For years, the Sims franchise has not only served as a form of entertainment for millions, but as a means of escape from an unmanageable world and into a simulator world that lets you, as the tag line says, “Build. Buy. & Live.”
Since September 2013, the franchise has sold more than 175 million copies worldwide.
The game, which allows a player to customize his or her character’s destiny, has evolved into a cultural phenomenon extending beyond merely ‘play’; Sociologists have written papers on the Sims and it has become fodder for writers, journalists and bloggers to explore cultural trends.
In this newest iteration of the franchise, Sims 4 packs in new features, including the ability to allow characters to embody a wider range of emotional states beyond just sad or happy. The emotion component now affects not only how your Sim character executes tasks, but also how you as a player manage him or her.
The Sims 4 releases on Sept. 2.
- Florence Pugh Might Just Save the Movie Star From Extinction
- Why You Can't Remember That Taylor Swift Concert All Too Well
- What to Know About the History of the Debt Ceiling
- 10 Questions the Succession Finale Needs to Answer
- How Four Trans Teens Threw the Prom of Their Dreams
- Why Turkey’s Longtime Leader Is an Electoral Powerhouse

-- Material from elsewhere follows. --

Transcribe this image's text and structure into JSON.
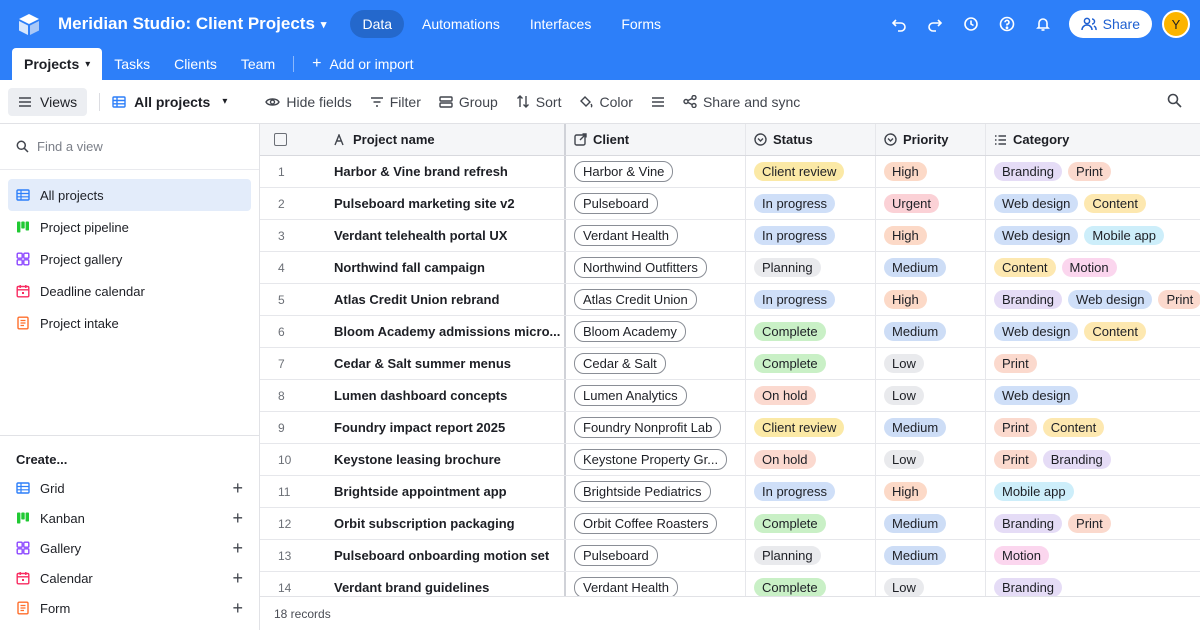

- The Ancient Roots of Psychotherapy
- Why Rich People Aren't Using Phone Cases